June 22nd, 2012, 07:59 PM
I was watching this Janis Joplin documentary where she is recording "Summertime" (starting at 4:43.) The tune is in Gm but the chord they end on is G major-- a device from classical music called a "Picardy Third." After the first take you can see the producer thinks this is a mistake and tries to get them to redo it. The band doesn't understand what he means because they don't realize he was such a dumb@ss. Pretty funny.
June 23rd, 2012, 03:31 PM
I'm pretty sure that's John Simon, who also produced The Band and he is a musician and a pretty good one too.
I can't explain the episode you speak of in that clip but it's not due to a lack of musicianship.
Now Andrew Oldham who 'produced' some of the Rolling Stones early records was niether a musician or a producer. He was a publicity man. K. Richards says he didn't know his arse from a hole in the ground when it came to music.
June 23rd, 2012, 06:41 PM
John Simon just didn't like the 'picardy' 3rd.
You'll notice that the final recorded ending is on Gm chord.
June 23rd, 2012, 09:56 PM
It was hard to hear the dialog, but I believe he was saying that the last words of the song, "don't you cry," worked better with the sad minor chord rather than the more happy major chord. On the other hand, the Baroque-style intro made the picardy chord stylistically appropriate. I always associate the picardy third with Baroque, and cannot recall hearing it in classical music of later periods. Surely it must appear in the music after that, but I am drawing a blank on where it has been used elsewhere.
God, what a voice she had. She also seemed to have a very intelligent, highly engaged personality. What a loss her death was.
June 23rd, 2012, 11:57 PM
Dang, I meant to post this in the Tabs, Tips and Theory forum.
June 24th, 2012, 12:29 AM
O ya, sure, Canada's part of England. I never knew that.
With her in the band they don't need a saxophone player.
Just kidding. Her voice is a power to be reckoned with.

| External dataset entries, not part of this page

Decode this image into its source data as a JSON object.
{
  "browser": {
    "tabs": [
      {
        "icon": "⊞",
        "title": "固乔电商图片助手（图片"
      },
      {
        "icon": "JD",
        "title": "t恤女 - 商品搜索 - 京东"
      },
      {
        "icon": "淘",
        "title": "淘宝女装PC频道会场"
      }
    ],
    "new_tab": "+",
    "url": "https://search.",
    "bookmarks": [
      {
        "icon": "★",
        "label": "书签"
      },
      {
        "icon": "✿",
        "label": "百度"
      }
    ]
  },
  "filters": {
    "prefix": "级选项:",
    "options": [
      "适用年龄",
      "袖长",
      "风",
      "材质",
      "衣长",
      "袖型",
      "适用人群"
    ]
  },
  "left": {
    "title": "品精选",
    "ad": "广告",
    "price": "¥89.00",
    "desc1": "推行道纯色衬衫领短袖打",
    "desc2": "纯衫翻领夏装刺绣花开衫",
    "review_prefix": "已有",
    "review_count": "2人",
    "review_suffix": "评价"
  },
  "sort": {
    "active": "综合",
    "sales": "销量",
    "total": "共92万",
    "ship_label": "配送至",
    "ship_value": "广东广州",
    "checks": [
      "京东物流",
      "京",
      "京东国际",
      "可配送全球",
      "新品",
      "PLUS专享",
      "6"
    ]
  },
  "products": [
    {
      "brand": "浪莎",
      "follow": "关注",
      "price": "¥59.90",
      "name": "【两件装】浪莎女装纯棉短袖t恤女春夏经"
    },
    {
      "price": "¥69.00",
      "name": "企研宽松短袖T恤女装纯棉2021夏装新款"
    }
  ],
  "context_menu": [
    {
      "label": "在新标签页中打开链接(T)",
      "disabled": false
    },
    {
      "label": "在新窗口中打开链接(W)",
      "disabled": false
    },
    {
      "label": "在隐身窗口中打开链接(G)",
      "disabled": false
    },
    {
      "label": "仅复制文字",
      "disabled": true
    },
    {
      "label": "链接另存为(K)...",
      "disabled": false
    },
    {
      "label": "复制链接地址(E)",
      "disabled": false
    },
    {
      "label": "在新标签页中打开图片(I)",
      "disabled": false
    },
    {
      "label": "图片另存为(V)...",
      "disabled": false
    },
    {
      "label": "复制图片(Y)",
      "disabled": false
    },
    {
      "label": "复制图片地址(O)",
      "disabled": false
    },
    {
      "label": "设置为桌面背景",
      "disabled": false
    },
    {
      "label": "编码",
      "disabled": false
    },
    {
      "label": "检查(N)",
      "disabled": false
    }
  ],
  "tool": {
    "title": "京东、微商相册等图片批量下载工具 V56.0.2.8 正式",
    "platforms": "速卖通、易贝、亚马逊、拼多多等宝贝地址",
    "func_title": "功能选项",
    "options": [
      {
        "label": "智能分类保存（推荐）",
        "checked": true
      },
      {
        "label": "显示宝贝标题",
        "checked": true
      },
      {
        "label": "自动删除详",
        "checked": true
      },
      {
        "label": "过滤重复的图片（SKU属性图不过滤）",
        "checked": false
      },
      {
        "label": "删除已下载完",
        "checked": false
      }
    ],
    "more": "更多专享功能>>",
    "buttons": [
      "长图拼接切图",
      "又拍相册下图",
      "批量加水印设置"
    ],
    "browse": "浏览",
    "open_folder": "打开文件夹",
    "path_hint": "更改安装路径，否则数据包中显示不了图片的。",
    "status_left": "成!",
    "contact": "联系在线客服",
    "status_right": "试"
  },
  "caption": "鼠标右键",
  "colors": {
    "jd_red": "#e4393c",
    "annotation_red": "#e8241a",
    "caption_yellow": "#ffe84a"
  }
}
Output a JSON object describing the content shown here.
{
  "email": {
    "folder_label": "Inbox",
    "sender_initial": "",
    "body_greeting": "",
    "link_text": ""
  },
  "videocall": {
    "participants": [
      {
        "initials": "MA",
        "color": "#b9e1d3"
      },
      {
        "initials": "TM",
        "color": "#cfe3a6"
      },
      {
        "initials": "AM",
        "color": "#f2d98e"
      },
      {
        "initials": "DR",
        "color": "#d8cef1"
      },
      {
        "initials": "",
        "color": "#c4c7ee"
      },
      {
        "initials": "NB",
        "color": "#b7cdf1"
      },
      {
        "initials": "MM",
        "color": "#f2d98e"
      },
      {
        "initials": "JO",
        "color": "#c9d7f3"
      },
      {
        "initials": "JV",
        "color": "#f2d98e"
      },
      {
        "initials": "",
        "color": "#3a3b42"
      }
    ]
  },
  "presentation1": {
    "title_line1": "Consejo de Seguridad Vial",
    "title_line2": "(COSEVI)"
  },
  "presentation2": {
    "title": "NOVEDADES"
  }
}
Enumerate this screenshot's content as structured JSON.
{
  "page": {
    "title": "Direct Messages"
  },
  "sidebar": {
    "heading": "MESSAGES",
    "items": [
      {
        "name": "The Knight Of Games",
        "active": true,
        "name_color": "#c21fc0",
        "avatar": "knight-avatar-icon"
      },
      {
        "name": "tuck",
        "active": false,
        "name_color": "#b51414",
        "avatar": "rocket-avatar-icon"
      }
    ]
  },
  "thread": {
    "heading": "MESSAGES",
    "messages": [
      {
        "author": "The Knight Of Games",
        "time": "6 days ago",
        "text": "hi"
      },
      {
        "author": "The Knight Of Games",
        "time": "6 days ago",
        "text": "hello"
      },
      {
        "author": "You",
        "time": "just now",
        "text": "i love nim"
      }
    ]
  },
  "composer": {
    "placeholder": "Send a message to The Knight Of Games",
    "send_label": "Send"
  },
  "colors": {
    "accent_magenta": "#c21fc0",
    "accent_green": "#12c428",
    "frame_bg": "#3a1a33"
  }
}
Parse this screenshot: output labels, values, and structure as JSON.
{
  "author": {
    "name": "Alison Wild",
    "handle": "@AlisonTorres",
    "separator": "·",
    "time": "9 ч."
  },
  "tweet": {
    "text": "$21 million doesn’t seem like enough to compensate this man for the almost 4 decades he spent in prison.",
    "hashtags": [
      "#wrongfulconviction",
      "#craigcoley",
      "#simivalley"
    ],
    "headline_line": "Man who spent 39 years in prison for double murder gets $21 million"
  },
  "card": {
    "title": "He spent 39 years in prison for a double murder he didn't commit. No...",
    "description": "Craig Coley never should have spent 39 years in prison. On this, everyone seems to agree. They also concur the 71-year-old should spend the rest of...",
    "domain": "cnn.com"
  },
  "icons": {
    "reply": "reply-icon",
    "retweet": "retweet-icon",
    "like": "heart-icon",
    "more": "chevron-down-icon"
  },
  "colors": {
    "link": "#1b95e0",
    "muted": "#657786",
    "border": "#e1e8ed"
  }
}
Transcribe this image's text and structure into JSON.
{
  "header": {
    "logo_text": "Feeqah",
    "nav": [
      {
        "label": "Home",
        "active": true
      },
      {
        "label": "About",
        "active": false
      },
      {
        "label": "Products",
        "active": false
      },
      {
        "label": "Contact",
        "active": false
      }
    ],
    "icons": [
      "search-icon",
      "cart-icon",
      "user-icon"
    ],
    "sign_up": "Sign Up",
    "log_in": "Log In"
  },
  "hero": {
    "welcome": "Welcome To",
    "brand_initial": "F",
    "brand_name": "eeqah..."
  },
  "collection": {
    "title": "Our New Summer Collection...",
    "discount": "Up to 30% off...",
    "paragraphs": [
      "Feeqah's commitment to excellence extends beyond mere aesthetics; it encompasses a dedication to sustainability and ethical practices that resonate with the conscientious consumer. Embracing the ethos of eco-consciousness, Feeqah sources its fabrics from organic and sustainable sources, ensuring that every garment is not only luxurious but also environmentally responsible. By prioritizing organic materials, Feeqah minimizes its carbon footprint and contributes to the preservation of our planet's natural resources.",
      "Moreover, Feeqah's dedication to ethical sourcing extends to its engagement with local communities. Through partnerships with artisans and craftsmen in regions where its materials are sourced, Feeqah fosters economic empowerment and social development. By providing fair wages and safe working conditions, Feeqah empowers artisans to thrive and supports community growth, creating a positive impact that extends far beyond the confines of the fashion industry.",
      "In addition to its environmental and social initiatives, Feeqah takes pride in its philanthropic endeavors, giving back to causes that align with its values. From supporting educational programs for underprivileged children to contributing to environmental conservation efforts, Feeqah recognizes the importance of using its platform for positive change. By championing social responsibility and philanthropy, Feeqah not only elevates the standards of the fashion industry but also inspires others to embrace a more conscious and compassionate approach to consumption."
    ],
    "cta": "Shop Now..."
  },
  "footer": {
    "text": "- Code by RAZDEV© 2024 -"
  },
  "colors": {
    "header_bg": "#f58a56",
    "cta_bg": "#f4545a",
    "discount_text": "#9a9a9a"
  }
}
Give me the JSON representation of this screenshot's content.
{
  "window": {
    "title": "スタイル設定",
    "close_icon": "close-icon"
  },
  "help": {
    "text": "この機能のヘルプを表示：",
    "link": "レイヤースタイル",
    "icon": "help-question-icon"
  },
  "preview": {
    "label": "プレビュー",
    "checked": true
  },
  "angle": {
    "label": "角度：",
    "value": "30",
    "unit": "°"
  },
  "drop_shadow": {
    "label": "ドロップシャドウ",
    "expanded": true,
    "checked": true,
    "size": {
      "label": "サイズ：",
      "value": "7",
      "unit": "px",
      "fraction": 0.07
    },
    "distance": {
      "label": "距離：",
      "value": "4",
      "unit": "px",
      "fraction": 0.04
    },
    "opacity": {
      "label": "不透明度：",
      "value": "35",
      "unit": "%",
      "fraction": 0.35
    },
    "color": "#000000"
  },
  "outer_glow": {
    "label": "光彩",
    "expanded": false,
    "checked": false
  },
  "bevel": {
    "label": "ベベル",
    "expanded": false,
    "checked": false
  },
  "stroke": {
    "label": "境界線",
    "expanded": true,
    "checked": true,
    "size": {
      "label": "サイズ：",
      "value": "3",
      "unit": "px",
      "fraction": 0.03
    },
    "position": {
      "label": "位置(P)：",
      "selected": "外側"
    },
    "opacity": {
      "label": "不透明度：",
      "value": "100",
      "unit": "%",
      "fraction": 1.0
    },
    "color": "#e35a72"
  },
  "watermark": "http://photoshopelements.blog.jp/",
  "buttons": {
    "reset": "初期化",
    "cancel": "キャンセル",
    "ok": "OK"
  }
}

June 24th, 2012, 02:12 PM
The portrait of the Queen in every room in Canada and on some of the currency may have threw her.
June 24th, 2012, 02:22 PM
I don't know. I've never worked with one who wasn't. You don't need to be an exceptional player though. Just have exceptional ideas for arrangements and exceptional ears.
It also helps to be a little bit of a cheerleader and a little bit of a critic as needed.
June 24th, 2012, 02:44 PM
Well..I guess it depends on the definition of "musician" ...
How about Shel Talmy ?? [The Kinks, The Who, The Easybeats, Cat Stevens,, The Creation.....] Not a musician per se but extremely talented in production , arranging, and recording techniques.
June 24th, 2012, 05:11 PM
It depends on your definition of 'producer' to me it's someone who can listen to ideas and make them happen - whether it's playing an instrument to compliment the track or accessing a musician who can; writing an arrangement; adding hand claps or cowbell or acoustic guitar or being the one to say 'that's the take' or 'let's move on to something else, this isn't happening'.
I've always found the role of 'producer' a fascinating role in the whole process of recording
Out of curiosity, how many here would consider using a producer, without a proven track record, who is a non-musician.
June 27th, 2012, 04:32 AM
I guess it doesn't matter at all if the producers are not musicians for as long as they know how to entertain their target audience. Sometimes, you don't need to be really expert at it but you know how to be a good listener just like an avid fan. It should not an issue unless it is not acceptable but I guess it is not.